(Stored items)

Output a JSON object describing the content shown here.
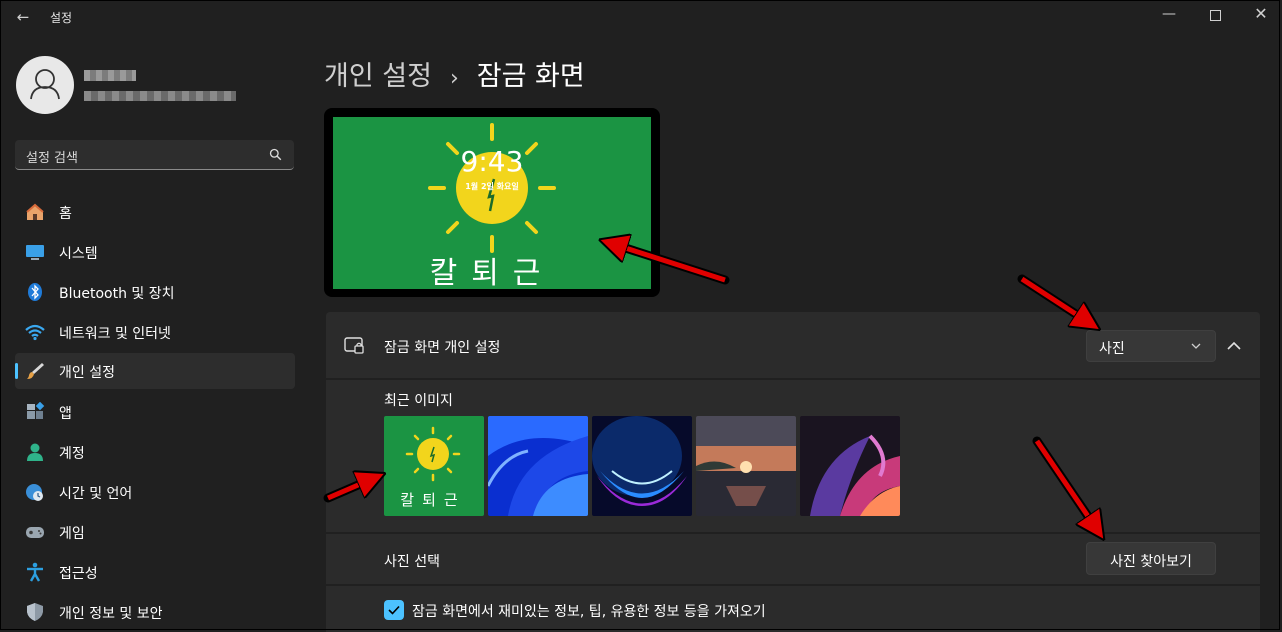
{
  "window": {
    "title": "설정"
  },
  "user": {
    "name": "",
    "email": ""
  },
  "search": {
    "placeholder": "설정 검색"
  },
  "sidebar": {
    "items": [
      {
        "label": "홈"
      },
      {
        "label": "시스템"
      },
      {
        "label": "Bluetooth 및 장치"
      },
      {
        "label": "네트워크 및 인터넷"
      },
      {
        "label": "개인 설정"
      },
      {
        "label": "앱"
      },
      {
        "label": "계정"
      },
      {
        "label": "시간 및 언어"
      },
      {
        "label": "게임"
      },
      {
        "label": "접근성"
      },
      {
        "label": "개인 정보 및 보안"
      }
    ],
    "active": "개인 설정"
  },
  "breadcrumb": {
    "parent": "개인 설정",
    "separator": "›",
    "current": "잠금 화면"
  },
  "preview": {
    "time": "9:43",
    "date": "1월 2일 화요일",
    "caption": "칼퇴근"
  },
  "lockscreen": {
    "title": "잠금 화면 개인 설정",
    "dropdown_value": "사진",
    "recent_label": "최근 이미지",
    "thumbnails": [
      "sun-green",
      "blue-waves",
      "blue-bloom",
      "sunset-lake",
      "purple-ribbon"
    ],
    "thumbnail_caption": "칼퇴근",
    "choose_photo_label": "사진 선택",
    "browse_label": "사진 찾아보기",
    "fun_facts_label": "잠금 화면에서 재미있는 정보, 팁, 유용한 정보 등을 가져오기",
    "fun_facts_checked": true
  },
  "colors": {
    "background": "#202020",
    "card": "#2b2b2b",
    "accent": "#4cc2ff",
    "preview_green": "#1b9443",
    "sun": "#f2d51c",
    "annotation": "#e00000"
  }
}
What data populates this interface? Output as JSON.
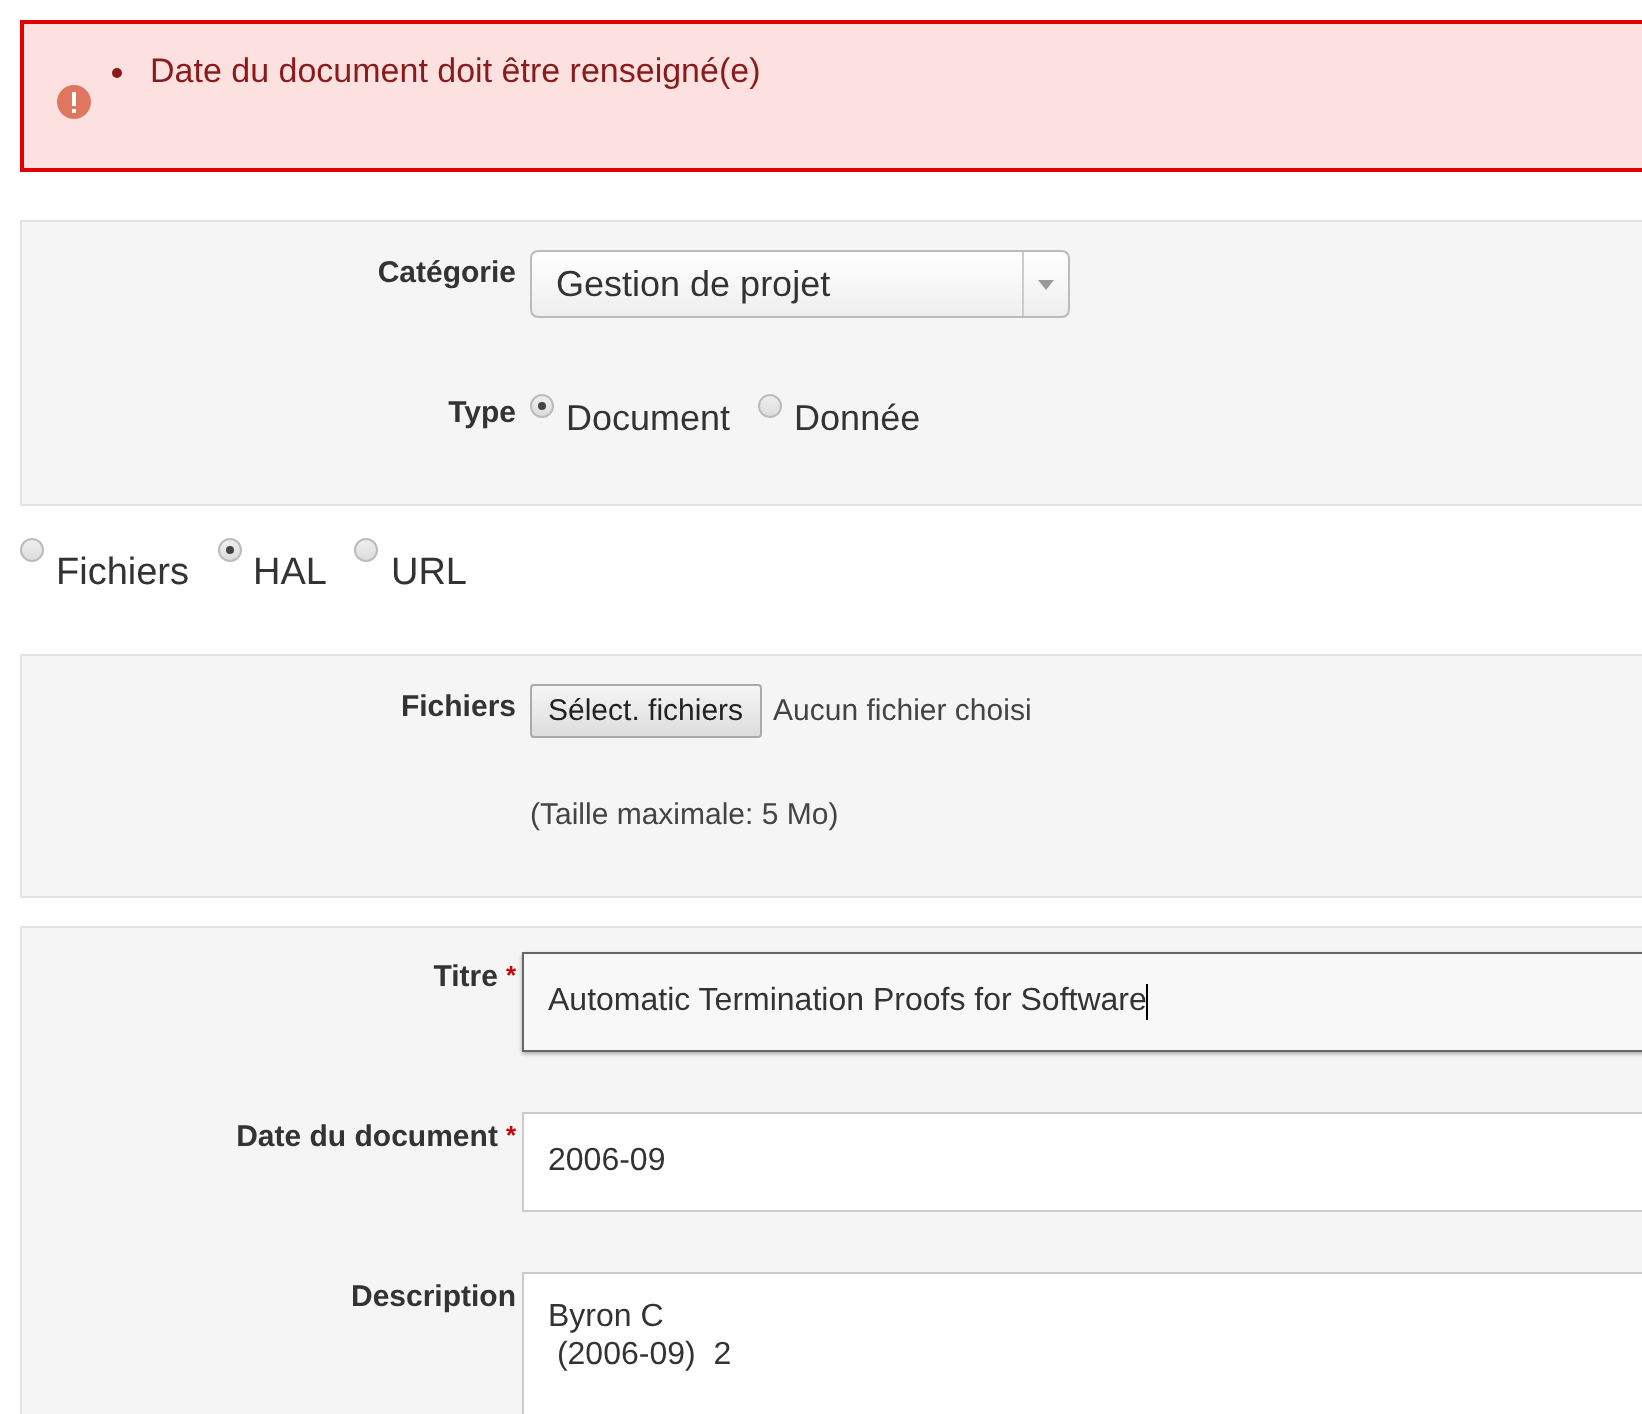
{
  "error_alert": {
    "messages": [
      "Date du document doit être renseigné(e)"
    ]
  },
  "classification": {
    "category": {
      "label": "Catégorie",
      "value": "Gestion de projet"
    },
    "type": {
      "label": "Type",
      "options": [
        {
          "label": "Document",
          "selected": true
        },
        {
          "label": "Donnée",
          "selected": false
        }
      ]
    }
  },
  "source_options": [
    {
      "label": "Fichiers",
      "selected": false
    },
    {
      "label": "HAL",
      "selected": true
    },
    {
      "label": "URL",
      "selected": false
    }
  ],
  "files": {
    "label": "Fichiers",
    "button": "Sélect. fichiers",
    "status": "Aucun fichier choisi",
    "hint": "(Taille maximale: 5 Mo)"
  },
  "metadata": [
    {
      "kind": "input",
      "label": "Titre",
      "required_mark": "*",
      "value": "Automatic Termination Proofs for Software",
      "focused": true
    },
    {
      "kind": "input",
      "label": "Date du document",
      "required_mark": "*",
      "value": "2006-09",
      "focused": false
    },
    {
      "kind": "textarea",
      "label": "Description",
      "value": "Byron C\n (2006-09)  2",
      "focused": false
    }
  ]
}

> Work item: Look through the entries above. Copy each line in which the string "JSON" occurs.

> Solution to this exercise:
Output a JSON object describing the content shown here.
What data populates this interface? Output as JSON.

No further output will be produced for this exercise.